Pull every line from the records that has the word "Enterprise" in it.

▸ **AVAILABLE DATA**:
'''

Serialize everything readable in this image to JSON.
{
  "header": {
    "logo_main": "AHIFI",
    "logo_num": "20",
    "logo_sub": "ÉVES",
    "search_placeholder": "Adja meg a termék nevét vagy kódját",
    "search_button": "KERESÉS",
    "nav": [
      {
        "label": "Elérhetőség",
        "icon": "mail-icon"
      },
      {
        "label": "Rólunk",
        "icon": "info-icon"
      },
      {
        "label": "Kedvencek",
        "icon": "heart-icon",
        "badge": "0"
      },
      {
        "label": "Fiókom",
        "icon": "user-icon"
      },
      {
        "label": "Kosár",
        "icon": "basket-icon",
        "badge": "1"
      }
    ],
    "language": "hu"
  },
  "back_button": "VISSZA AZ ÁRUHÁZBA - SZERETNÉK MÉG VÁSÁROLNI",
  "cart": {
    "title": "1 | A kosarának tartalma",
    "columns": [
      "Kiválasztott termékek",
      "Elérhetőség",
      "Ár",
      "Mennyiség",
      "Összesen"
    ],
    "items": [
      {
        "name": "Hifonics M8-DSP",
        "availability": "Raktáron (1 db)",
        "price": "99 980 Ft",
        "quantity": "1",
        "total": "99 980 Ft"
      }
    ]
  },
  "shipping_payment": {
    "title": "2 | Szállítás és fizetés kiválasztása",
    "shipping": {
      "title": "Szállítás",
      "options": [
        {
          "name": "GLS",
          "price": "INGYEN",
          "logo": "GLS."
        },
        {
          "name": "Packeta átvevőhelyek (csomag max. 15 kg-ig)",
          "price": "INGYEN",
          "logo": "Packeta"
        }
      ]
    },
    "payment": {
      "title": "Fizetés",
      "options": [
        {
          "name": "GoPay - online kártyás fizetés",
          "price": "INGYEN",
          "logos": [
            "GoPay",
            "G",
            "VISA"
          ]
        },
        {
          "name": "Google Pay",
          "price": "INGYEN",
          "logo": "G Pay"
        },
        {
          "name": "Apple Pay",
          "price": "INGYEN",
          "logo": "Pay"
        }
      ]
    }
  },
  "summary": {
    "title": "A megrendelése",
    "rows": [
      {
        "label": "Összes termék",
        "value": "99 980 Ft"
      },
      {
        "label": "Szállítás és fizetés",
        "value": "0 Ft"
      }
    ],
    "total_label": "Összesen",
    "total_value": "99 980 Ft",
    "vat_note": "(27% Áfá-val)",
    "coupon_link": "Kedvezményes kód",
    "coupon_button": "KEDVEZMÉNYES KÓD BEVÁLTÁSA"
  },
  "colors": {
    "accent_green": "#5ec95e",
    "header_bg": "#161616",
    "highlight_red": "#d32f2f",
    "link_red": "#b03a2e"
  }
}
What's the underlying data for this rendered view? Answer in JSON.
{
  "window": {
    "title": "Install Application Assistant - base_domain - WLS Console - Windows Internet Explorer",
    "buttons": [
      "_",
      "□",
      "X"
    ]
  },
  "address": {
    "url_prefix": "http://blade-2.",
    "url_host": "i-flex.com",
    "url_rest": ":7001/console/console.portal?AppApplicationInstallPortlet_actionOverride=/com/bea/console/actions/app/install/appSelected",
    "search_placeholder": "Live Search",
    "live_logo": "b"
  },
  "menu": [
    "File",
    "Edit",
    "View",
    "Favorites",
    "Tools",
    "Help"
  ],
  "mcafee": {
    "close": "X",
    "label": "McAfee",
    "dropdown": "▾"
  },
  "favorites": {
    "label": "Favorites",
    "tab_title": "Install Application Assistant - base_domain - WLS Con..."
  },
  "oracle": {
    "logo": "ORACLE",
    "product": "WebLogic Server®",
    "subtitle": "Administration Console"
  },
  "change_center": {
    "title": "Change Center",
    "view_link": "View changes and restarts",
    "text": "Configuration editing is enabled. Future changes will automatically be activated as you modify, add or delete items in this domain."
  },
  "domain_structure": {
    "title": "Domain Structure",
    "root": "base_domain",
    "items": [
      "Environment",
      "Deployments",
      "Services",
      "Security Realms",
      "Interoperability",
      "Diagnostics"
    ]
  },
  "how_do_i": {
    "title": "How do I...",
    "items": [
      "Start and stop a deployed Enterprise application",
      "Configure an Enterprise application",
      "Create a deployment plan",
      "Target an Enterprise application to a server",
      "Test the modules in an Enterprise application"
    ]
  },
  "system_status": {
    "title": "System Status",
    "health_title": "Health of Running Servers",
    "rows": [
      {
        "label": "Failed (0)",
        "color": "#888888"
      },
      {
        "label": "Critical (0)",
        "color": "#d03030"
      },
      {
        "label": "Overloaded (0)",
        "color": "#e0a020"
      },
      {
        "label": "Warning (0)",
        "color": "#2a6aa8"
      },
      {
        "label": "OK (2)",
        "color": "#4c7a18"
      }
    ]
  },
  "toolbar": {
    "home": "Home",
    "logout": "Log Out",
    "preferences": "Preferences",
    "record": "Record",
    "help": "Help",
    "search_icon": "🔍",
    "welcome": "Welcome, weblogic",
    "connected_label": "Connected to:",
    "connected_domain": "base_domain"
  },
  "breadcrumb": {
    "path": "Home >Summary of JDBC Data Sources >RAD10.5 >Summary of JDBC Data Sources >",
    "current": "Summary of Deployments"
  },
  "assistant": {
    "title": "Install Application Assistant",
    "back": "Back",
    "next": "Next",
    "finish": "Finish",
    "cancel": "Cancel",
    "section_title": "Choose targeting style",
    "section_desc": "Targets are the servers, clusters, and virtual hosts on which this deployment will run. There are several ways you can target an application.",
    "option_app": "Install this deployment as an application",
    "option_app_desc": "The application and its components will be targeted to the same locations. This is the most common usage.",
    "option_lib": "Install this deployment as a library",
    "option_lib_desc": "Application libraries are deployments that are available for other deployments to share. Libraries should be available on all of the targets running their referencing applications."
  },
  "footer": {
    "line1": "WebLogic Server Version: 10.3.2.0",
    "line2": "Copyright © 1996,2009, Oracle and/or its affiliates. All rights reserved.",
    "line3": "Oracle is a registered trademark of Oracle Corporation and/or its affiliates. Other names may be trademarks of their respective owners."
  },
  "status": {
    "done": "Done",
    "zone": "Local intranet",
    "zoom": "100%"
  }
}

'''

▸ **TASK OUTPUT**:
      "Start and stop a deployed Enterprise application",
      "Configure an Enterprise application",
      "Target an Enterprise application to a server",
      "Test the modules in an Enterprise application"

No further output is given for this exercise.